Attention management, ressentiment and group think are important strategies for the project of self-deception. It’s a bleak picture so far. Is there anything we can do? I think there is, and I want to make a few comments about one: the kind of community building I think can forestall some of the negative effects of self-deception.
We know from having looked at group think that simply surrounding yourself with other people who are willing to be honest with you as best they can is not guaranteed to help since they might be caught up in the same kind of self-deception you are. They might make things worse. But I think we can make some progress by seeking membership in communities that are united by nothing more than discipleship to Jesus. Groups, that is, that are not unified by socioeconomic standing. They’re not unified by a certain political perspective. They’re not unified by fine-grained theological distinctives or by loyalty to a particular Christian teacher or movement.
This isn’t to say that we should set aside our differences in order to come into community with one another. That to me is ecumenicism gone bad. We shouldn’t set aside our differences. Rather, when communities are formed under the banner of discipleship to Jesus and socio-political and theological differences are preserved there’s real hope of meaningful dialogue and progress together toward the truth.
So try to come together with a diverse group of people retaining your differences. But these communities will be impossible if their members draw their primary identity from these socio-political or theological associations such as Calvinist or Republican. Then the risk of discovering error will be extremely high. You can’t come together with intelligent people who are going to question those things because if it turns out they’re right, your whole self is in trouble.
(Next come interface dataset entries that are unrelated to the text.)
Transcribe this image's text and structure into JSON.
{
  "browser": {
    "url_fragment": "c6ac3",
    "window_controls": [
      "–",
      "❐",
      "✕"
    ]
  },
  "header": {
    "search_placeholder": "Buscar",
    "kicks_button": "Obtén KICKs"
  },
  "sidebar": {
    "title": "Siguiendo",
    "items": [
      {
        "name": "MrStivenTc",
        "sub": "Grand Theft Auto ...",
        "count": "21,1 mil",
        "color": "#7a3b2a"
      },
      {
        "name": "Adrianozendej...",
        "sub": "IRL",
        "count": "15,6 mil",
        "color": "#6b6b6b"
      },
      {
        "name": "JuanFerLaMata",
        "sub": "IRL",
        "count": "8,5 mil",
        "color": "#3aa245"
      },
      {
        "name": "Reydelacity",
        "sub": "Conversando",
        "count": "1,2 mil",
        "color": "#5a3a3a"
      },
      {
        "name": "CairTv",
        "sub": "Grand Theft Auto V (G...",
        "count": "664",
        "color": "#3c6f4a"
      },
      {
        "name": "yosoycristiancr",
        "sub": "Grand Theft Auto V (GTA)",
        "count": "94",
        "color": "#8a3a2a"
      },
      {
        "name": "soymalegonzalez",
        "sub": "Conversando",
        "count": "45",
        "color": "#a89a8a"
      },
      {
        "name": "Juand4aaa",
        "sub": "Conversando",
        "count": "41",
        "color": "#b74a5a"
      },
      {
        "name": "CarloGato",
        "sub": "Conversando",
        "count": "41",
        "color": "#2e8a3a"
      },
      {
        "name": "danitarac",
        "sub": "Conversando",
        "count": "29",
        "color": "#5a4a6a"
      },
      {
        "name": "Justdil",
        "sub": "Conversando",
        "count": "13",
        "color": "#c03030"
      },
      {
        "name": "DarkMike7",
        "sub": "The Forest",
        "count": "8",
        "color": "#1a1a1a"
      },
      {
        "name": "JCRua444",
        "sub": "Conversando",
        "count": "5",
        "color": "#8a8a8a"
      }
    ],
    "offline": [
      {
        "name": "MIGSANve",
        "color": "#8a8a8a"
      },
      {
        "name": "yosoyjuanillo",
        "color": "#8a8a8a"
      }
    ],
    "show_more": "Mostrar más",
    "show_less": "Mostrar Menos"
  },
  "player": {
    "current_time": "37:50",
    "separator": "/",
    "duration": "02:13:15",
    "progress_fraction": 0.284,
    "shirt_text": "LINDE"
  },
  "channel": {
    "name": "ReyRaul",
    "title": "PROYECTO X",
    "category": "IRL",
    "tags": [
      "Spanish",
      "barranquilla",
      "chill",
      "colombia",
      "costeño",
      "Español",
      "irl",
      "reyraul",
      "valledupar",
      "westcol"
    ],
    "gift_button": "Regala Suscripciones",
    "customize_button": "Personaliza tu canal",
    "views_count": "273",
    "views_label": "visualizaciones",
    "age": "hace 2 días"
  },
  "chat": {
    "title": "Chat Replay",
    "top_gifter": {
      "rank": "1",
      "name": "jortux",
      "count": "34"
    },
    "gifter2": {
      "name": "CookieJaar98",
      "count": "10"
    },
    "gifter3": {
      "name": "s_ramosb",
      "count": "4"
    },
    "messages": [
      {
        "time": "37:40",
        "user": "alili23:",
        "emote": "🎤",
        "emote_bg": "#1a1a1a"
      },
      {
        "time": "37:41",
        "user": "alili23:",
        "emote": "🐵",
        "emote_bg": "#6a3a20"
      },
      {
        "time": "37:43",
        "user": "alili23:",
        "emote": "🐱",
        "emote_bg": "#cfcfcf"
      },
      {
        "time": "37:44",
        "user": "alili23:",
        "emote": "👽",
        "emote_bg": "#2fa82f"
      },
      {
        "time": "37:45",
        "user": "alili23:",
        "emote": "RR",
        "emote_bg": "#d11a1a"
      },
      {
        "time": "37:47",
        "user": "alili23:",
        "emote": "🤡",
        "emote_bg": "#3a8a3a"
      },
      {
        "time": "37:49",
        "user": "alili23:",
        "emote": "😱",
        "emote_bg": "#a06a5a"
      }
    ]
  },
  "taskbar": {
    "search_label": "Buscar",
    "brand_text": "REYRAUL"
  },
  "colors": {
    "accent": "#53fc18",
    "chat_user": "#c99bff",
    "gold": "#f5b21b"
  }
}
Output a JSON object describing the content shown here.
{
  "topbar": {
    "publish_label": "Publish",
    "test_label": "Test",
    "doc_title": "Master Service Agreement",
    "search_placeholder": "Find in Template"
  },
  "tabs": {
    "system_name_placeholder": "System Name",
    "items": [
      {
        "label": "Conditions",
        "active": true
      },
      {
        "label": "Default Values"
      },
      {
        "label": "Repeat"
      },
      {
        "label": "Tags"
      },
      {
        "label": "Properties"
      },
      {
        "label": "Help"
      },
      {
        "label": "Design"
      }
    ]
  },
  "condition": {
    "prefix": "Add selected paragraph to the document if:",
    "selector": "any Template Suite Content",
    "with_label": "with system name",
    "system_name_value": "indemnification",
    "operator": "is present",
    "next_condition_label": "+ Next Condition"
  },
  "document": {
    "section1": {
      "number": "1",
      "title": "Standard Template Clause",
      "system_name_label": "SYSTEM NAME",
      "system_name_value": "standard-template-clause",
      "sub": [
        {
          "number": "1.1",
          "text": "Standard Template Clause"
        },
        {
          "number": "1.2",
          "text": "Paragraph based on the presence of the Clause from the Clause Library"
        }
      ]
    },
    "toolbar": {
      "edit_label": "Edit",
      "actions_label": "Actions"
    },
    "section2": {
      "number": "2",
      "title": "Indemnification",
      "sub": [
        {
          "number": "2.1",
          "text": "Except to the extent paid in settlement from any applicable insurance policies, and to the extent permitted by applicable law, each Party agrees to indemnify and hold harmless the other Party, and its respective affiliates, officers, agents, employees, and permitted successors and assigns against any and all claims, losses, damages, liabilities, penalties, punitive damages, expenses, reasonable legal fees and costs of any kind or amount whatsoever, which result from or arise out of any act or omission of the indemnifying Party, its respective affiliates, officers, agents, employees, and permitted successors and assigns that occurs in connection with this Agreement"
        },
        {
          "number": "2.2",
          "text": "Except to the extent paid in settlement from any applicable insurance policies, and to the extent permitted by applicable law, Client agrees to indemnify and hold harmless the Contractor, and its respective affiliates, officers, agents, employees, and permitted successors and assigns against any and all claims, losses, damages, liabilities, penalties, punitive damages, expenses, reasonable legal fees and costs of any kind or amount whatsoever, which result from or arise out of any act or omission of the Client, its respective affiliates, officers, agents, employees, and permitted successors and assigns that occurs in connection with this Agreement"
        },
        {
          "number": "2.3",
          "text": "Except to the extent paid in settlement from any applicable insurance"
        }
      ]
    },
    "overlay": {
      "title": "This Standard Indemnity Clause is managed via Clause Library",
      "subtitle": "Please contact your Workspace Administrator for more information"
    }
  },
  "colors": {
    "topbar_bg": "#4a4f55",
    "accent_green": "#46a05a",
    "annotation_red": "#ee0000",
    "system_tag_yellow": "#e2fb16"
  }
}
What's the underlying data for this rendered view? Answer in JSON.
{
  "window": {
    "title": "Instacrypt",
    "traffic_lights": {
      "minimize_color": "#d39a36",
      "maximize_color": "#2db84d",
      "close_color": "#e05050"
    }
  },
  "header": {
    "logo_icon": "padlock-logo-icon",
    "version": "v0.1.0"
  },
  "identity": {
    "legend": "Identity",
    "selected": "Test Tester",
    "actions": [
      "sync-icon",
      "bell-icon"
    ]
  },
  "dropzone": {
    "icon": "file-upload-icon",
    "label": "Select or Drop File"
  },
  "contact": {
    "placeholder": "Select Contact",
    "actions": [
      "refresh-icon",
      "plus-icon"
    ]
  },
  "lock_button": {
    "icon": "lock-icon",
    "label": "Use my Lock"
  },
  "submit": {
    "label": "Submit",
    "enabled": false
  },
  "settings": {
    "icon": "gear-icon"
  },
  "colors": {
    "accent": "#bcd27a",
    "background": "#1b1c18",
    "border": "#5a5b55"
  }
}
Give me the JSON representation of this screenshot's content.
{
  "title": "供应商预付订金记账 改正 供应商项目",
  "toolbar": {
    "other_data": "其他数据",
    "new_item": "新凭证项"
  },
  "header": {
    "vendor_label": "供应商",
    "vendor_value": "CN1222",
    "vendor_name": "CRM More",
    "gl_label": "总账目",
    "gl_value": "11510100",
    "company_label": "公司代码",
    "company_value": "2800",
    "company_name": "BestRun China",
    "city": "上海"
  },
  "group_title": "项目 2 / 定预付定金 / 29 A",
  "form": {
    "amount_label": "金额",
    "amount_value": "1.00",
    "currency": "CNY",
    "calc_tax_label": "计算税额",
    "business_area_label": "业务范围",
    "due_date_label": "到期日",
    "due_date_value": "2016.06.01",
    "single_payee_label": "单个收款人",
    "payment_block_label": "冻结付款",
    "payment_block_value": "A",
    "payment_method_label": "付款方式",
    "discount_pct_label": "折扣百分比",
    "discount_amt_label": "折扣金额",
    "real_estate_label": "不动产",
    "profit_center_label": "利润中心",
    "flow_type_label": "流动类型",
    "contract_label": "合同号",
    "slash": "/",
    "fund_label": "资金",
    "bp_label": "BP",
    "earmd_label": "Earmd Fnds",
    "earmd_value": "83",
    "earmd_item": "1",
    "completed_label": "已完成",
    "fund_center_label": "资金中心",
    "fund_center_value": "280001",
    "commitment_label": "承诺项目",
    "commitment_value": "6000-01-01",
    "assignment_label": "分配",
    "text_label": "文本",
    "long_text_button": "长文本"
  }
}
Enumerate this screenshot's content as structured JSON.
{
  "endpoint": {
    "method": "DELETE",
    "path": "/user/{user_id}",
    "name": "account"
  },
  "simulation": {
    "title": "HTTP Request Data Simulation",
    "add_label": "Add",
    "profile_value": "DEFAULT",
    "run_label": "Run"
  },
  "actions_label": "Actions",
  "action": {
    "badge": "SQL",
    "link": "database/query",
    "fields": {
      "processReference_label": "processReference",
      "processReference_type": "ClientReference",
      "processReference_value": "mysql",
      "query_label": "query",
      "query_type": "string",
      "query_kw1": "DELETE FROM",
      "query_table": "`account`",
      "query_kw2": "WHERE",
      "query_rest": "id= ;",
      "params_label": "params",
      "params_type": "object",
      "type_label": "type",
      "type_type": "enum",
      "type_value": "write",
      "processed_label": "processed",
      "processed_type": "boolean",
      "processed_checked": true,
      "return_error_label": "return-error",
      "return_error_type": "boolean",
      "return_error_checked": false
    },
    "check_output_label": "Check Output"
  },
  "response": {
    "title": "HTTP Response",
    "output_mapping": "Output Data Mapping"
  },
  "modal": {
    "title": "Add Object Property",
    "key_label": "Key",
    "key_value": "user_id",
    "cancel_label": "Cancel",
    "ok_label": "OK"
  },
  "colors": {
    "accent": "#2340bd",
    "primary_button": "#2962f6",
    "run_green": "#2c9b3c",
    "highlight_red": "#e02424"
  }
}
These communities have to be places where the grace, love, and forgiveness of Christ flows so freely between members that finding out you’re wrong is a cause for celebration and not for defense. You all are wrong about whole bunch of stuff. I’m wrong about a whole bunch of stuff. To find out that you’re wrong about something is a cause for celebration; I get to not be wrong anymore.
But it won’t be an occasion for celebration but an occasion for digging in your heels if your belonging to the community is at risk, if finding out that you’re wrong means you’re going to be excluded from your community. Groups without group think invite, pursue and celebrate diversity and disagreement not because of some vague commitment to political correctness but because of a desire to make heartfelt progress toward the truth. The occasion to have a safe and thoughtful conversation with somebody who loves you, somebody you can leave your kids with, but who disagrees with you passionately is a gift. It’s a rare gift, and we ought to embrace it as such. We tend to think that disagreement is a problem. We have to somehow solve this problem of disagreement. But within the right context it’s not a problem, it’s an opportunity to make progress together toward the truth.
Gregg Ten Elshof, a philosophy professor at Biola, wrote the book “I Told Me So: Self-Deception and the Christian Life” (Eerdmans, 2009).